[Items from an interface collection]
* * *
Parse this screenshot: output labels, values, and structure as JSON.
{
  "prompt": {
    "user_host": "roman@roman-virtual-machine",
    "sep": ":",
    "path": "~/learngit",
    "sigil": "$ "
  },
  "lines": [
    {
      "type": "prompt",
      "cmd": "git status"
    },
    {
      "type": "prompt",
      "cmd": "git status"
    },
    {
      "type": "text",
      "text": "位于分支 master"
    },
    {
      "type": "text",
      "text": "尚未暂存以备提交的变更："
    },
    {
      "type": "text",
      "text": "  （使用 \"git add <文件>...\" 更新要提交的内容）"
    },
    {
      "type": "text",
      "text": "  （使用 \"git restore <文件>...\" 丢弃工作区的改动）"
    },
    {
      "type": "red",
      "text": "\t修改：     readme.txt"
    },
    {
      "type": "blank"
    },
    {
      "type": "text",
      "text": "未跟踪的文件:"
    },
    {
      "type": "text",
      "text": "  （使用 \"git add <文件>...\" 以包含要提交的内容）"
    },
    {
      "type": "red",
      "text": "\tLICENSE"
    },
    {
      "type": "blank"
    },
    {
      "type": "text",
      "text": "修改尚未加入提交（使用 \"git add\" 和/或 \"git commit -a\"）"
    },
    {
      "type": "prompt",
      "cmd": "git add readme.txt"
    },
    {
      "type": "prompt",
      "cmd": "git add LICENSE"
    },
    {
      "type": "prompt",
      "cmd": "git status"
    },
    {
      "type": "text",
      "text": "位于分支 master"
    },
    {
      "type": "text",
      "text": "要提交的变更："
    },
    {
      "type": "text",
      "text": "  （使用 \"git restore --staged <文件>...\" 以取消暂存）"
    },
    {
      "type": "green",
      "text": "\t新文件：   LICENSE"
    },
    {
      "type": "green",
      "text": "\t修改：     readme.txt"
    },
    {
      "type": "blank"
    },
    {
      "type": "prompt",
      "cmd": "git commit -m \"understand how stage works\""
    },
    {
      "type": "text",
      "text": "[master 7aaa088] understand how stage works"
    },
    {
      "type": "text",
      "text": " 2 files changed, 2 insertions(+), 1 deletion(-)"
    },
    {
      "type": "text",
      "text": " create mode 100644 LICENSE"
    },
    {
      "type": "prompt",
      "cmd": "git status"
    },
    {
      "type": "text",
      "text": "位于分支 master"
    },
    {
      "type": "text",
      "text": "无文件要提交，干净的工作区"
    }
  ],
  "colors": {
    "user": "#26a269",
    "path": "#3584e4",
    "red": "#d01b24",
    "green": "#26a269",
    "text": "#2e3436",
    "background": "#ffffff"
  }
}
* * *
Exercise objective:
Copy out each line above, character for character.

Task solution:
Parse this screenshot: output labels, values, and structure as JSON.
{
  "prompt": {
    "user_host": "roman@roman-virtual-machine",
    "sep": ":",
    "path": "~/learngit",
    "sigil": "$ "
  },
  "lines": [
    {
      "type": "prompt",
      "cmd": "git status"
    },
    {
      "type": "prompt",
      "cmd": "git status"
    },
    {
      "type": "text",
      "text": "位于分支 master"
    },
    {
      "type": "text",
      "text": "尚未暂存以备提交的变更："
    },
    {
      "type": "text",
      "text": "  （使用 \"git add <文件>...\" 更新要提交的内容）"
    },
    {
      "type": "text",
      "text": "  （使用 \"git restore <文件>...\" 丢弃工作区的改动）"
    },
    {
      "type": "red",
      "text": "\t修改：     readme.txt"
    },
    {
      "type": "blank"
    },
    {
      "type": "text",
      "text": "未跟踪的文件:"
    },
    {
      "type": "text",
      "text": "  （使用 \"git add <文件>...\" 以包含要提交的内容）"
    },
    {
      "type": "red",
      "text": "\tLICENSE"
    },
    {
      "type": "blank"
    },
    {
      "type": "text",
      "text": "修改尚未加入提交（使用 \"git add\" 和/或 \"git commit -a\"）"
    },
    {
      "type": "prompt",
      "cmd": "git add readme.txt"
    },
    {
      "type": "prompt",
      "cmd": "git add LICENSE"
    },
    {
      "type": "prompt",
      "cmd": "git status"
    },
    {
      "type": "text",
      "text": "位于分支 master"
    },
    {
      "type": "text",
      "text": "要提交的变更："
    },
    {
      "type": "text",
      "text": "  （使用 \"git restore --staged <文件>...\" 以取消暂存）"
    },
    {
      "type": "green",
      "text": "\t新文件：   LICENSE"
    },
    {
      "type": "green",
      "text": "\t修改：     readme.txt"
    },
    {
      "type": "blank"
    },
    {
      "type": "prompt",
      "cmd": "git commit -m \"understand how stage works\""
    },
    {
      "type": "text",
      "text": "[master 7aaa088] understand how stage works"
    },
    {
      "type": "text",
      "text": " 2 files changed, 2 insertions(+), 1 deletion(-)"
    },
    {
      "type": "text",
      "text": " create mode 100644 LICENSE"
    },
    {
      "type": "prompt",
      "cmd": "git status"
    },
    {
      "type": "text",
      "text": "位于分支 master"
    },
    {
      "type": "text",
      "text": "无文件要提交，干净的工作区"
    }
  ],
  "colors": {
    "user": "#26a269",
    "path": "#3584e4",
    "red": "#d01b24",
    "green": "#26a269",
    "text": "#2e3436",
    "background": "#ffffff"
  }
}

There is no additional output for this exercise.